salt and freshly ground pepper to taste
grated Parmesan cheese

If using canned chickpeas, skip first step.

- Pick over the checkpeas, discarding any grit or misshapen beans. Rinse well, place in a bowl, and add water to cover generously. Let soak overnight. Drain the beans and place in a large saucepan with the crushed garlic and water to cover generously. Bring to a boil, reduce the heat to low, cover, and cook until the beans are tender, 1 1/2 - 2 1/2 hours.

- On a work surface, combine the minced garlic, rosemary, sage, and chile and finely mince. In a large saucepan over medium heat, warm together the olive oil and garlic-herb mixture and saute, stirring often, until fragrant, about 2 minutes. Add the tomatoes and broth, reduce the heat to low, cover, cook until thickened, about 15 minutes. Raise the heat to medium, add the pasta, stir well, and cook until al dente, about 9 minutes. Using a slotted spoon, transfer half of the beans to a food mill fitted with the medium disk and puree directly into the pot, adding cooking liquid as needed to facilitate the pureeing (this step is optional. You can just add them all whole.). Add 1 cup (8 fl oz/250 ml) of the cooking liquid (you can use the liquid from the can and maybe some extra water) and the remaining whole beans. Stir well and season with salt and pepper.

- Ladle into warmed individual bowls and drizzle with olive oil. Pass the Parmesan cheese at the table.

Serves 6-8 (about 4, if you don't have another course)

Saturday, September 12, 2009

An interesting combination

I tried this recipe for pasta with beans and mussels the other day, and it was really good. What sounds like a strange combination works quite well together. While I used shelled, frozen mussels, I'm sure it's even better if you use fresh mussels, as in the recipe.

Tuesday, September 8, 2009

Renewing the Permesso di Soggiorno

The following is a continuation of these two posts.

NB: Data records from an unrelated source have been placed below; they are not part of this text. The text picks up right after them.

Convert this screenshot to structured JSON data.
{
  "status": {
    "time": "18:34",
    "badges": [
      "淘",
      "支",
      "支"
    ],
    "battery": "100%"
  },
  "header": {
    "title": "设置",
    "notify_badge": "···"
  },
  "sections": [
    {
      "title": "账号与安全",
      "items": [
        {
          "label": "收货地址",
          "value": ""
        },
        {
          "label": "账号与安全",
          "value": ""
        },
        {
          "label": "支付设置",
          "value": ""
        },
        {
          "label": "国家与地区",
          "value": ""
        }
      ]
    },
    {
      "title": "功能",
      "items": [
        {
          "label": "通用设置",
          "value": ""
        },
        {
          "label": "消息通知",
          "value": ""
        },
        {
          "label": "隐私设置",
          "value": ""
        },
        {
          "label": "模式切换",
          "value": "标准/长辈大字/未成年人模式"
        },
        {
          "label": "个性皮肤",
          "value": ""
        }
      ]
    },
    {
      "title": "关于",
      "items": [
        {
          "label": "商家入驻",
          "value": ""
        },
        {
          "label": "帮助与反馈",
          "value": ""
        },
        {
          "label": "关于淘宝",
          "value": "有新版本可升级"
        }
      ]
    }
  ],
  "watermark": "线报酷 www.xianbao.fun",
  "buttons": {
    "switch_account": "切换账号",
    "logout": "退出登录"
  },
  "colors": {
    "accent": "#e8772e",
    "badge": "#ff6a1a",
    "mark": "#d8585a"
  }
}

Last week I went to the Patronato, an Italian government organization that is supposed to be able to answer people's questions about permessi di soggiorno. When I got there, I told the man at the entrance that I had some questions, and he told me to go to the 5th floor and talk to "Flo" (not her real name). When I got to Flo's office, she asked if I had an appointment. I said no, and she told me to wait. I waited for about 40 mins -- I had learned by this time to bring a book in anticipation of things like this -- until some other people, presumably with an appointment, came in. Then Flo said that maybe I should make an appointment, to which I agreed. She said to come back at 11 on Monday. So I went back at 11 on Monday, and the same man at the entrance said Flo wasn't there, and that she was supposed to be in around 1. So I went back at 1, and several people who were leaving for lunch said the office closed at 1. The entrance man said I should go wait on the 5th floor for Flo. When I got there, the man with whom Flo shares an office thought it would be better if I made a new appointment, so I left my name and number, and he said she would call me that afternoon. Then I decided to try the post office. The woman there was able to answer all my questions. Not surprisingly, Flo did not call me that afternoon.

Today I applied to renew my permesso di soggiorno. Under a new system, the post office gives you your first questura appointment date when you give them your application package, instead of having to wait for the questura to mail you a letter. So far it appears they have shaved eight months off the process. If the second questura appointment date isn't significantly longer than three months after the first, this will be a pretty big improvement.

I should also note that the woman at the post office, and definitely not the man who was doing her job in the morning shift, was one of the nicest people I've encountered at an Italian government organization or store (assuming she wasn't giving me bad information). The only other person I can think of who deserves credit is the guy at the Intesa Sanpaolo bank on via della villa Demidoff, who spent a long time trying to help me, and then I didn't end up getting an account there because accounts for foreigners were way too expensive.